Exercise description: Copy every line from the records below that holds the word "title".

Data extract:

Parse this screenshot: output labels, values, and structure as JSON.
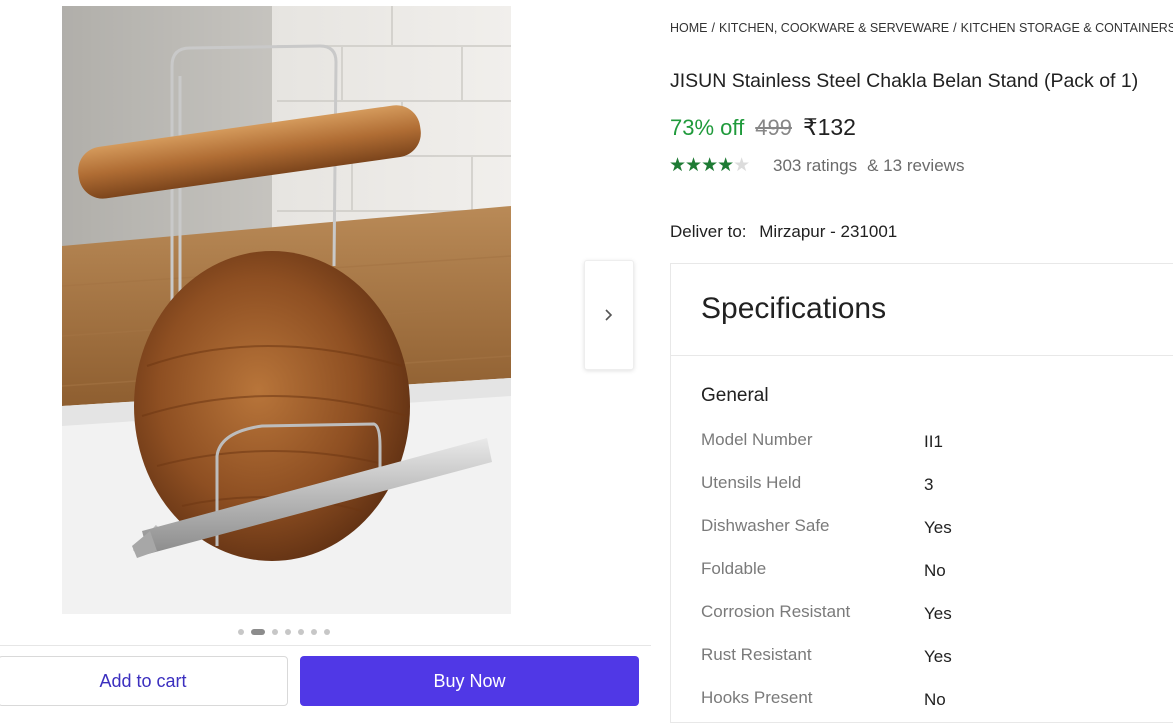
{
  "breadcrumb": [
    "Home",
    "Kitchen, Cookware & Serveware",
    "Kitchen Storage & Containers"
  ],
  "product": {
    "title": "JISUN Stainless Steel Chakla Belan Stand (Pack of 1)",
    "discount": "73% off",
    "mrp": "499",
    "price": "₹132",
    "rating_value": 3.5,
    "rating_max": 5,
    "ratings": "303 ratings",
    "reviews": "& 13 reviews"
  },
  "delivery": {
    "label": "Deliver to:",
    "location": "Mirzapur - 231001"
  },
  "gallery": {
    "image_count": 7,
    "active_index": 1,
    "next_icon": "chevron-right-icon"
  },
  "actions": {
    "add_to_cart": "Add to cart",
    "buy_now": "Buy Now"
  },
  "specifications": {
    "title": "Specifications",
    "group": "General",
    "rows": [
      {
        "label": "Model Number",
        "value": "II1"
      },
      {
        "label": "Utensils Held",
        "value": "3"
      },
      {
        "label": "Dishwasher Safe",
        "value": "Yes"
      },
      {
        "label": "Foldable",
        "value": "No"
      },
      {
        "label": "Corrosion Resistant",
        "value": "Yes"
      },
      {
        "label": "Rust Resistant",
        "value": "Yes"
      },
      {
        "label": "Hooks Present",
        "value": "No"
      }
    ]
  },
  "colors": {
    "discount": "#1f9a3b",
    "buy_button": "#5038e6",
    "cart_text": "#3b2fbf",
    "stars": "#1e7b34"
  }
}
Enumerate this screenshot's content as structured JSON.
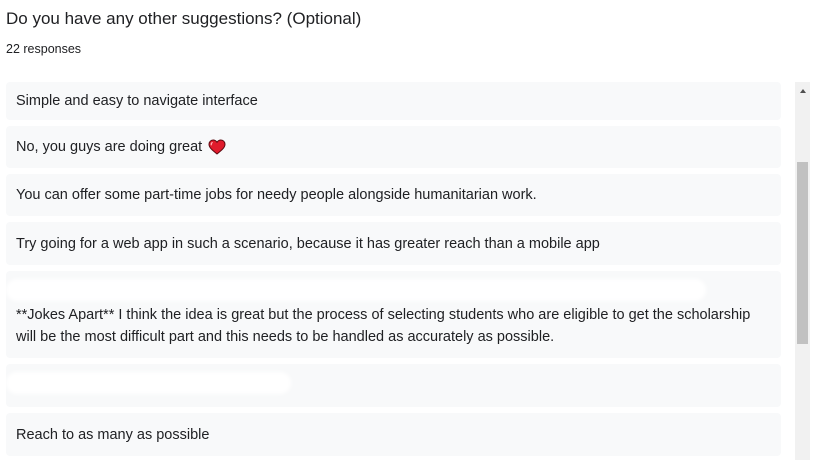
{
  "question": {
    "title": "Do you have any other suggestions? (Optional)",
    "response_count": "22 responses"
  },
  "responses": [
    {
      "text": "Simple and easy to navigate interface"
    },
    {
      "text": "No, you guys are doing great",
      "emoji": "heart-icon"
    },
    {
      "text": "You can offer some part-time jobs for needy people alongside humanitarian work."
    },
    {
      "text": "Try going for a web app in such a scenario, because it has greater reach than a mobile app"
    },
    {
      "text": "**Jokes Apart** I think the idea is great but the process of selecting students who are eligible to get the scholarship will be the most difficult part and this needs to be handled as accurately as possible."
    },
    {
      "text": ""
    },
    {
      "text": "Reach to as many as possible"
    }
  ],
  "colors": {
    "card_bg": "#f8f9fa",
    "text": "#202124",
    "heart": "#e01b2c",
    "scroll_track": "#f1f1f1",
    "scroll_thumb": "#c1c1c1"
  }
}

Finished exercise:
    "title": "JISUN Stainless Steel Chakla Belan Stand (Pack of 1)",
    "title": "Specifications",
    "title": "Do you have any other suggestions? (Optional)",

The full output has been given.